---------- Material shown ----------

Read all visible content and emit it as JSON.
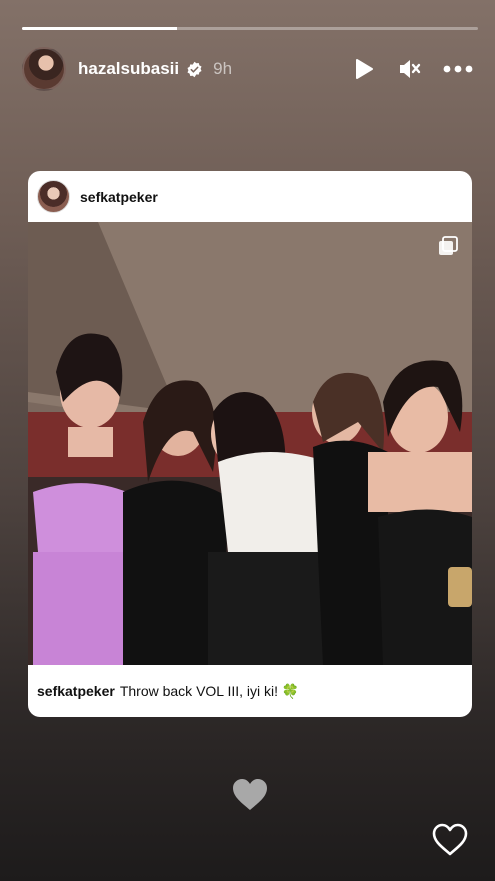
{
  "story": {
    "progress": 0.34,
    "username": "hazalsubasii",
    "verified": true,
    "time_ago": "9h"
  },
  "icons": {
    "play": "play-icon",
    "mute": "mute-icon",
    "more": "more-icon",
    "verified": "verified-badge-icon",
    "multiple_photos": "multiple-photos-icon",
    "heart_emoji": "grey-heart-icon",
    "like": "heart-outline-icon"
  },
  "post": {
    "username": "sefkatpeker",
    "caption_user": "sefkatpeker",
    "caption_text": "Throw back VOL III, iyi ki! 🍀"
  },
  "colors": {
    "background_top": "#837168",
    "background_bottom": "#1d1b1b",
    "verified_blue": "#ffffff",
    "card_bg": "#ffffff"
  }
}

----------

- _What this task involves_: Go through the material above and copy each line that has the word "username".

- _Written solution_:
    "username": "hazalsubasii",
    "username": "sefkatpeker",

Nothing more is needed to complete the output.